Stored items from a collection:

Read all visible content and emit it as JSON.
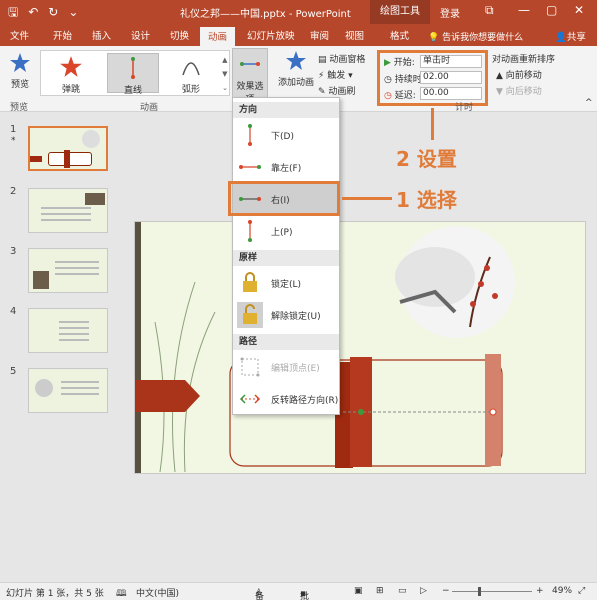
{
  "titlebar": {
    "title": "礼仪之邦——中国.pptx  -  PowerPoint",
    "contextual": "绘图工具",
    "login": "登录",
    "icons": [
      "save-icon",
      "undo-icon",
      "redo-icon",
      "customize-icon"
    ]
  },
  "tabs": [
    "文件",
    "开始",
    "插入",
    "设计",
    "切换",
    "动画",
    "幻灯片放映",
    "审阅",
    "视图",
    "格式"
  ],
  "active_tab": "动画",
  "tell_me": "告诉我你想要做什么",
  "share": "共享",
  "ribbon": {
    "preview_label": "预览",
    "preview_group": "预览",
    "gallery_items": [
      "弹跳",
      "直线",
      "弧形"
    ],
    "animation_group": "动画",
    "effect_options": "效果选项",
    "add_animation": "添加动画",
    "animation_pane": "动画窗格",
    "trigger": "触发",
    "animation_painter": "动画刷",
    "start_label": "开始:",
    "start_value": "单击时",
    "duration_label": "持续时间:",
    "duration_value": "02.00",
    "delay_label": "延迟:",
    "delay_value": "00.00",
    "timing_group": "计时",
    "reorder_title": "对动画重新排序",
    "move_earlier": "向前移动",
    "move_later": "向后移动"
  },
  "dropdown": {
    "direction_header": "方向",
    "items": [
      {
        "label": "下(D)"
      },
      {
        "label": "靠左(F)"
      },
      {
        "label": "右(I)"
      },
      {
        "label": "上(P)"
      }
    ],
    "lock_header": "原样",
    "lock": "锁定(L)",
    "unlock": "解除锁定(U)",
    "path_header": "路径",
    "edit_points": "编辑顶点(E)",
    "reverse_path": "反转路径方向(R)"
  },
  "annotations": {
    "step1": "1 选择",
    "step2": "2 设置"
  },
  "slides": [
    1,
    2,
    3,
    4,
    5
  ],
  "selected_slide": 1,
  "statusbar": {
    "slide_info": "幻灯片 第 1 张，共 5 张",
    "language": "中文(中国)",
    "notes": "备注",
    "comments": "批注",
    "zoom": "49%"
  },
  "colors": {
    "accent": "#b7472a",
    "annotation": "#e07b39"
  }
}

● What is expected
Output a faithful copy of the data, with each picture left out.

● Answer
Read all visible content and emit it as JSON.
{
  "titlebar": {
    "title": "礼仪之邦——中国.pptx  -  PowerPoint",
    "contextual": "绘图工具",
    "login": "登录",
    "icons": [
      "save-icon",
      "undo-icon",
      "redo-icon",
      "customize-icon"
    ]
  },
  "tabs": [
    "文件",
    "开始",
    "插入",
    "设计",
    "切换",
    "动画",
    "幻灯片放映",
    "审阅",
    "视图",
    "格式"
  ],
  "active_tab": "动画",
  "tell_me": "告诉我你想要做什么",
  "share": "共享",
  "ribbon": {
    "preview_label": "预览",
    "preview_group": "预览",
    "gallery_items": [
      "弹跳",
      "直线",
      "弧形"
    ],
    "animation_group": "动画",
    "effect_options": "效果选项",
    "add_animation": "添加动画",
    "animation_pane": "动画窗格",
    "trigger": "触发",
    "animation_painter": "动画刷",
    "start_label": "开始:",
    "start_value": "单击时",
    "duration_label": "持续时间:",
    "duration_value": "02.00",
    "delay_label": "延迟:",
    "delay_value": "00.00",
    "timing_group": "计时",
    "reorder_title": "对动画重新排序",
    "move_earlier": "向前移动",
    "move_later": "向后移动"
  },
  "dropdown": {
    "direction_header": "方向",
    "items": [
      {
        "label": "下(D)"
      },
      {
        "label": "靠左(F)"
      },
      {
        "label": "右(I)"
      },
      {
        "label": "上(P)"
      }
    ],
    "lock_header": "原样",
    "lock": "锁定(L)",
    "unlock": "解除锁定(U)",
    "path_header": "路径",
    "edit_points": "编辑顶点(E)",
    "reverse_path": "反转路径方向(R)"
  },
  "annotations": {
    "step1": "1 选择",
    "step2": "2 设置"
  },
  "slides": [
    1,
    2,
    3,
    4,
    5
  ],
  "selected_slide": 1,
  "statusbar": {
    "slide_info": "幻灯片 第 1 张，共 5 张",
    "language": "中文(中国)",
    "notes": "备注",
    "comments": "批注",
    "zoom": "49%"
  },
  "colors": {
    "accent": "#b7472a",
    "annotation": "#e07b39"
  }
}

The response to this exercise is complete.